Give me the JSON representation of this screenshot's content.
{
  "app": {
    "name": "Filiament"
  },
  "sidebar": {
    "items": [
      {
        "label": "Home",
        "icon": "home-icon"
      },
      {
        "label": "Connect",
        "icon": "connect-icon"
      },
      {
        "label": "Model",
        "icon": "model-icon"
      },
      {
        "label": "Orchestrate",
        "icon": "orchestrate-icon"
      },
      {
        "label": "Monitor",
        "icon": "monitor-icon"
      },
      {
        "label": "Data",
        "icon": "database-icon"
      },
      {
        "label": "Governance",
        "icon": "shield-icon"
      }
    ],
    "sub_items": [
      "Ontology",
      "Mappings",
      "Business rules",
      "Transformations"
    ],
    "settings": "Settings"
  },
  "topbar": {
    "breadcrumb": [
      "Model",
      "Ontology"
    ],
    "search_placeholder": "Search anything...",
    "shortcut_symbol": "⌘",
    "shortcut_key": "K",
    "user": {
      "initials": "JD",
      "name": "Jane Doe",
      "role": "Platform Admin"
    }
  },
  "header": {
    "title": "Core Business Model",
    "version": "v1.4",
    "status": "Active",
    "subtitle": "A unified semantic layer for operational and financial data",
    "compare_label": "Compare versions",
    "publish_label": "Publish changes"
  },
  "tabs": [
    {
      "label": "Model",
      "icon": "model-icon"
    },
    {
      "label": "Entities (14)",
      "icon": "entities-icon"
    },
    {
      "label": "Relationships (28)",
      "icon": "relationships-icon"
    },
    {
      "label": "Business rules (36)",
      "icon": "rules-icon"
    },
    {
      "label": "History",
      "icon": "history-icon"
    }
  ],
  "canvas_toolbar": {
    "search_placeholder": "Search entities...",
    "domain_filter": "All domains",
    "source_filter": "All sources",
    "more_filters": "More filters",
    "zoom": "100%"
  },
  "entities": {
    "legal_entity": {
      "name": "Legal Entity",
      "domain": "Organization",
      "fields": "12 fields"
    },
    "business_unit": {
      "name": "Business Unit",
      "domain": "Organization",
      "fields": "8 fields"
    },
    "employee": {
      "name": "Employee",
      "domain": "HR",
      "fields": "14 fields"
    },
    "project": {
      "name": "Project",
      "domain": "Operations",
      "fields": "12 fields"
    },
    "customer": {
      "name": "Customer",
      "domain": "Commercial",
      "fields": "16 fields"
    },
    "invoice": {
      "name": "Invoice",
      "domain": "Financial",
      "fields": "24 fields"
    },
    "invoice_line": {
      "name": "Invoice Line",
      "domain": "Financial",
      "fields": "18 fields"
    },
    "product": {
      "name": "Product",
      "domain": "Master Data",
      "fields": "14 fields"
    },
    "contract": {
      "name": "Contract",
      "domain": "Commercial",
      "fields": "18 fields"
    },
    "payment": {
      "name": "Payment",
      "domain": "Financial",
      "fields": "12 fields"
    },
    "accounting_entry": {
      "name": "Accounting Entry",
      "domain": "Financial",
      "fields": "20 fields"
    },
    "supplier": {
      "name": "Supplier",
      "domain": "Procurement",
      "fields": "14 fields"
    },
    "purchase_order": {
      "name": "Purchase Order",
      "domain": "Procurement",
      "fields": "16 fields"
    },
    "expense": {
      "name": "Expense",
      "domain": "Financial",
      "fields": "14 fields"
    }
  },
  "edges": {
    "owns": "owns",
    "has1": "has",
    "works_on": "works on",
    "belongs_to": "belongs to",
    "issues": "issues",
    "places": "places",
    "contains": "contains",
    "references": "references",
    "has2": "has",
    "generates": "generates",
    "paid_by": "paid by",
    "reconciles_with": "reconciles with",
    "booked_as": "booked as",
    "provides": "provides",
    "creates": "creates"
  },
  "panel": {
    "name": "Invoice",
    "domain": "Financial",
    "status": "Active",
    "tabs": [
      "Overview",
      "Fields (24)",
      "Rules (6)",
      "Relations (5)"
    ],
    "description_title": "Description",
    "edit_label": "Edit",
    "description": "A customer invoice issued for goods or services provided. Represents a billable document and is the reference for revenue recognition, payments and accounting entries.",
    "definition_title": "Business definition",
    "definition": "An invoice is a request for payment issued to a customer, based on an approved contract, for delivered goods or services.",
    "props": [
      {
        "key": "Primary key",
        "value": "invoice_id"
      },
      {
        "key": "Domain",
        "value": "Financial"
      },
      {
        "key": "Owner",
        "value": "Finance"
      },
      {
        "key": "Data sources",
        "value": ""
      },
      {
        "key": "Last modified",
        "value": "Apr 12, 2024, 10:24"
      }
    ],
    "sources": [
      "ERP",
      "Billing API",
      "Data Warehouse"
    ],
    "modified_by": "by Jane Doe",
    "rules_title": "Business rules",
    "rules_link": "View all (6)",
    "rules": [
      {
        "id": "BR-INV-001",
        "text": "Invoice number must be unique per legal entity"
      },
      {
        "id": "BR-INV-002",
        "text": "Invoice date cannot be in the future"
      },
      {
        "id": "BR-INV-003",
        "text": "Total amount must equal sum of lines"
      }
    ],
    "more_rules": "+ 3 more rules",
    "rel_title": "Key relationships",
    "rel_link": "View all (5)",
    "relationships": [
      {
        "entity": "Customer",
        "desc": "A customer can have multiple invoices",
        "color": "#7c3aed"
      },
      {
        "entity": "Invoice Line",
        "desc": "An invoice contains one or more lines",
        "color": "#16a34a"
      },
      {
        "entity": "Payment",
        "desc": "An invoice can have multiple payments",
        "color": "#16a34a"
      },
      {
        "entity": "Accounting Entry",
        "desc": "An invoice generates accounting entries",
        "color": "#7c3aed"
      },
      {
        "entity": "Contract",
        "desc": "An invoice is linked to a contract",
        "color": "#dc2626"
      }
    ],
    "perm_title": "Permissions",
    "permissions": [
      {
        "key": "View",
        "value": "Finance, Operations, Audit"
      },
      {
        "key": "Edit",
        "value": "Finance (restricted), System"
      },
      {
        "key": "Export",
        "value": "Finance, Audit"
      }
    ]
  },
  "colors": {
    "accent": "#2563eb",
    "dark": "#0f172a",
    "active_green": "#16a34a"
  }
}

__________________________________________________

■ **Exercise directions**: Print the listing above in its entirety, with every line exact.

■ **Finished exercise**:
Give me the JSON representation of this screenshot's content.
{
  "app": {
    "name": "Filiament"
  },
  "sidebar": {
    "items": [
      {
        "label": "Home",
        "icon": "home-icon"
      },
      {
        "label": "Connect",
        "icon": "connect-icon"
      },
      {
        "label": "Model",
        "icon": "model-icon"
      },
      {
        "label": "Orchestrate",
        "icon": "orchestrate-icon"
      },
      {
        "label": "Monitor",
        "icon": "monitor-icon"
      },
      {
        "label": "Data",
        "icon": "database-icon"
      },
      {
        "label": "Governance",
        "icon": "shield-icon"
      }
    ],
    "sub_items": [
      "Ontology",
      "Mappings",
      "Business rules",
      "Transformations"
    ],
    "settings": "Settings"
  },
  "topbar": {
    "breadcrumb": [
      "Model",
      "Ontology"
    ],
    "search_placeholder": "Search anything...",
    "shortcut_symbol": "⌘",
    "shortcut_key": "K",
    "user": {
      "initials": "JD",
      "name": "Jane Doe",
      "role": "Platform Admin"
    }
  },
  "header": {
    "title": "Core Business Model",
    "version": "v1.4",
    "status": "Active",
    "subtitle": "A unified semantic layer for operational and financial data",
    "compare_label": "Compare versions",
    "publish_label": "Publish changes"
  },
  "tabs": [
    {
      "label": "Model",
      "icon": "model-icon"
    },
    {
      "label": "Entities (14)",
      "icon": "entities-icon"
    },
    {
      "label": "Relationships (28)",
      "icon": "relationships-icon"
    },
    {
      "label": "Business rules (36)",
      "icon": "rules-icon"
    },
    {
      "label": "History",
      "icon": "history-icon"
    }
  ],
  "canvas_toolbar": {
    "search_placeholder": "Search entities...",
    "domain_filter": "All domains",
    "source_filter": "All sources",
    "more_filters": "More filters",
    "zoom": "100%"
  },
  "entities": {
    "legal_entity": {
      "name": "Legal Entity",
      "domain": "Organization",
      "fields": "12 fields"
    },
    "business_unit": {
      "name": "Business Unit",
      "domain": "Organization",
      "fields": "8 fields"
    },
    "employee": {
      "name": "Employee",
      "domain": "HR",
      "fields": "14 fields"
    },
    "project": {
      "name": "Project",
      "domain": "Operations",
      "fields": "12 fields"
    },
    "customer": {
      "name": "Customer",
      "domain": "Commercial",
      "fields": "16 fields"
    },
    "invoice": {
      "name": "Invoice",
      "domain": "Financial",
      "fields": "24 fields"
    },
    "invoice_line": {
      "name": "Invoice Line",
      "domain": "Financial",
      "fields": "18 fields"
    },
    "product": {
      "name": "Product",
      "domain": "Master Data",
      "fields": "14 fields"
    },
    "contract": {
      "name": "Contract",
      "domain": "Commercial",
      "fields": "18 fields"
    },
    "payment": {
      "name": "Payment",
      "domain": "Financial",
      "fields": "12 fields"
    },
    "accounting_entry": {
      "name": "Accounting Entry",
      "domain": "Financial",
      "fields": "20 fields"
    },
    "supplier": {
      "name": "Supplier",
      "domain": "Procurement",
      "fields": "14 fields"
    },
    "purchase_order": {
      "name": "Purchase Order",
      "domain": "Procurement",
      "fields": "16 fields"
    },
    "expense": {
      "name": "Expense",
      "domain": "Financial",
      "fields": "14 fields"
    }
  },
  "edges": {
    "owns": "owns",
    "has1": "has",
    "works_on": "works on",
    "belongs_to": "belongs to",
    "issues": "issues",
    "places": "places",
    "contains": "contains",
    "references": "references",
    "has2": "has",
    "generates": "generates",
    "paid_by": "paid by",
    "reconciles_with": "reconciles with",
    "booked_as": "booked as",
    "provides": "provides",
    "creates": "creates"
  },
  "panel": {
    "name": "Invoice",
    "domain": "Financial",
    "status": "Active",
    "tabs": [
      "Overview",
      "Fields (24)",
      "Rules (6)",
      "Relations (5)"
    ],
    "description_title": "Description",
    "edit_label": "Edit",
    "description": "A customer invoice issued for goods or services provided. Represents a billable document and is the reference for revenue recognition, payments and accounting entries.",
    "definition_title": "Business definition",
    "definition": "An invoice is a request for payment issued to a customer, based on an approved contract, for delivered goods or services.",
    "props": [
      {
        "key": "Primary key",
        "value": "invoice_id"
      },
      {
        "key": "Domain",
        "value": "Financial"
      },
      {
        "key": "Owner",
        "value": "Finance"
      },
      {
        "key": "Data sources",
        "value": ""
      },
      {
        "key": "Last modified",
        "value": "Apr 12, 2024, 10:24"
      }
    ],
    "sources": [
      "ERP",
      "Billing API",
      "Data Warehouse"
    ],
    "modified_by": "by Jane Doe",
    "rules_title": "Business rules",
    "rules_link": "View all (6)",
    "rules": [
      {
        "id": "BR-INV-001",
        "text": "Invoice number must be unique per legal entity"
      },
      {
        "id": "BR-INV-002",
        "text": "Invoice date cannot be in the future"
      },
      {
        "id": "BR-INV-003",
        "text": "Total amount must equal sum of lines"
      }
    ],
    "more_rules": "+ 3 more rules",
    "rel_title": "Key relationships",
    "rel_link": "View all (5)",
    "relationships": [
      {
        "entity": "Customer",
        "desc": "A customer can have multiple invoices",
        "color": "#7c3aed"
      },
      {
        "entity": "Invoice Line",
        "desc": "An invoice contains one or more lines",
        "color": "#16a34a"
      },
      {
        "entity": "Payment",
        "desc": "An invoice can have multiple payments",
        "color": "#16a34a"
      },
      {
        "entity": "Accounting Entry",
        "desc": "An invoice generates accounting entries",
        "color": "#7c3aed"
      },
      {
        "entity": "Contract",
        "desc": "An invoice is linked to a contract",
        "color": "#dc2626"
      }
    ],
    "perm_title": "Permissions",
    "permissions": [
      {
        "key": "View",
        "value": "Finance, Operations, Audit"
      },
      {
        "key": "Edit",
        "value": "Finance (restricted), System"
      },
      {
        "key": "Export",
        "value": "Finance, Audit"
      }
    ]
  },
  "colors": {
    "accent": "#2563eb",
    "dark": "#0f172a",
    "active_green": "#16a34a"
  }
}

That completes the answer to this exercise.